Zimbabwe’s elephant sales have been criticized by animal rights groups who, last year, described the export of 24 elephants to China as “cruel”. Despite the criticism, the Convention on International Trade in Endangered Species of Wild Fauna and Flora (CITES) certified the sale legal, subject to conditions. Edson Chidziya,  director general of the Zimbabwe National Parks and Wildlife Authority, has tried to allay fears over elephants’ chances of survival there. “We exported 24 elephants last year to China and we know that only one died. The rest are still alive.” On its part, China has promised to step up measures to stamp out illegal sale of ivory – the driving force behind elephant poaching.

Zimbabwe is hoping to expand its elephant sale beyond China, with the Middle East considered a potential market. It also says revenues earned from its elephant trade will go towards conservation efforts.
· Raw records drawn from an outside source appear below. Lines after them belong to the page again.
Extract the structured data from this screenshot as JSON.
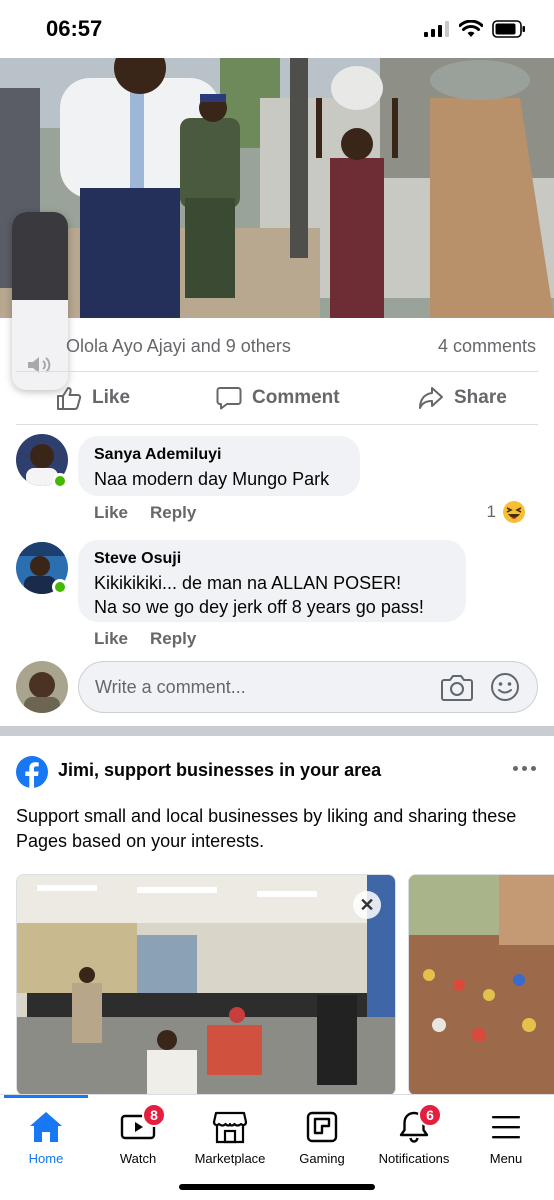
{
  "status_bar": {
    "time": "06:57"
  },
  "post": {
    "reactions_text": "Olola Ayo Ajayi and 9 others",
    "comments_count": "4 comments",
    "actions": {
      "like": "Like",
      "comment": "Comment",
      "share": "Share"
    }
  },
  "comments": [
    {
      "author": "Sanya Ademiluyi",
      "text": "Naa modern day Mungo Park",
      "like_label": "Like",
      "reply_label": "Reply",
      "reaction_count": "1",
      "reaction_emoji": "😆"
    },
    {
      "author": "Steve Osuji",
      "text_line1": "Kikikikiki... de man na ALLAN POSER!",
      "text_line2": "Na so we go dey jerk off 8 years go pass!",
      "like_label": "Like",
      "reply_label": "Reply"
    }
  ],
  "write_comment": {
    "placeholder": "Write a comment..."
  },
  "suggestions": {
    "title": "Jimi, support businesses in your area",
    "description": "Support small and local businesses by liking and sharing these Pages based on your interests.",
    "close_symbol": "✕"
  },
  "bottom_nav": {
    "items": [
      {
        "label": "Home",
        "active": true
      },
      {
        "label": "Watch",
        "badge": "8"
      },
      {
        "label": "Marketplace"
      },
      {
        "label": "Gaming"
      },
      {
        "label": "Notifications",
        "badge": "6"
      },
      {
        "label": "Menu"
      }
    ]
  },
  "colors": {
    "accent": "#1877f2",
    "badge": "#e41e3f",
    "online": "#44b700"
  }
}
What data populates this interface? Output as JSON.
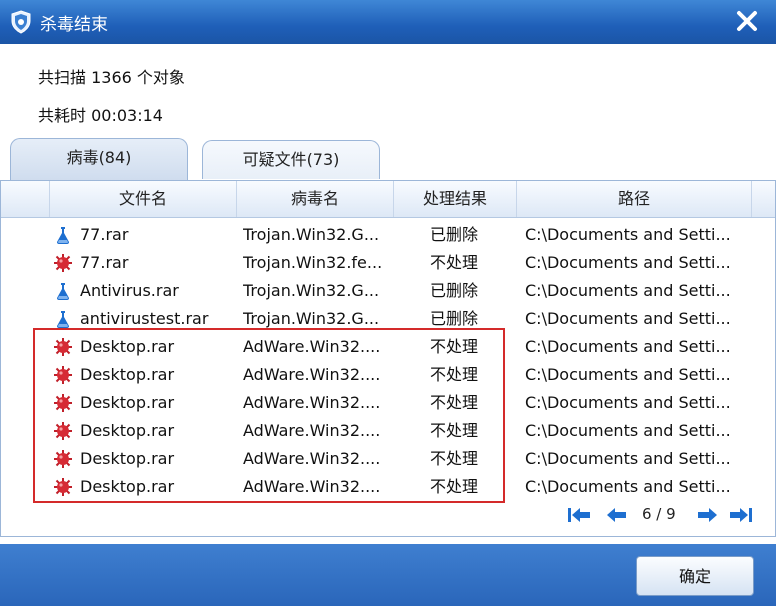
{
  "window": {
    "title": "杀毒结束"
  },
  "summary": {
    "scanned": "共扫描 1366 个对象",
    "elapsed": "共耗时 00:03:14"
  },
  "tabs": [
    {
      "label": "病毒(84)",
      "active": true
    },
    {
      "label": "可疑文件(73)",
      "active": false
    }
  ],
  "columns": [
    "文件名",
    "病毒名",
    "处理结果",
    "路径"
  ],
  "rows": [
    {
      "icon": "flask-icon",
      "file": "77.rar",
      "virus": "Trojan.Win32.G...",
      "result": "已删除",
      "path": "C:\\Documents and Setti..."
    },
    {
      "icon": "virus-icon",
      "file": "77.rar",
      "virus": "Trojan.Win32.fe...",
      "result": "不处理",
      "path": "C:\\Documents and Setti..."
    },
    {
      "icon": "flask-icon",
      "file": "Antivirus.rar",
      "virus": "Trojan.Win32.G...",
      "result": "已删除",
      "path": "C:\\Documents and Setti..."
    },
    {
      "icon": "flask-icon",
      "file": "antivirustest.rar",
      "virus": "Trojan.Win32.G...",
      "result": "已删除",
      "path": "C:\\Documents and Setti..."
    },
    {
      "icon": "virus-icon",
      "file": "Desktop.rar",
      "virus": "AdWare.Win32....",
      "result": "不处理",
      "path": "C:\\Documents and Setti..."
    },
    {
      "icon": "virus-icon",
      "file": "Desktop.rar",
      "virus": "AdWare.Win32....",
      "result": "不处理",
      "path": "C:\\Documents and Setti..."
    },
    {
      "icon": "virus-icon",
      "file": "Desktop.rar",
      "virus": "AdWare.Win32....",
      "result": "不处理",
      "path": "C:\\Documents and Setti..."
    },
    {
      "icon": "virus-icon",
      "file": "Desktop.rar",
      "virus": "AdWare.Win32....",
      "result": "不处理",
      "path": "C:\\Documents and Setti..."
    },
    {
      "icon": "virus-icon",
      "file": "Desktop.rar",
      "virus": "AdWare.Win32....",
      "result": "不处理",
      "path": "C:\\Documents and Setti..."
    },
    {
      "icon": "virus-icon",
      "file": "Desktop.rar",
      "virus": "AdWare.Win32....",
      "result": "不处理",
      "path": "C:\\Documents and Setti..."
    }
  ],
  "pager": {
    "text": "6 / 9"
  },
  "buttons": {
    "ok": "确定"
  },
  "colors": {
    "titlebar": "#1f5fb8",
    "highlight": "#d42a2a",
    "virus": "#c0202a",
    "flask": "#1e6fd0"
  }
}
Zimbabwe continues to deal with a major poaching problem as the global trade in ivory makes its elephants a target. Last year, it reported over 8,000 poaching incidents. The threat of poaching in Africa is not limited to Zimbabwe. Tanzania has lost 60% of its elephant population in the last five years and Kenya has deployed snipers to protect its diminishing rhino population.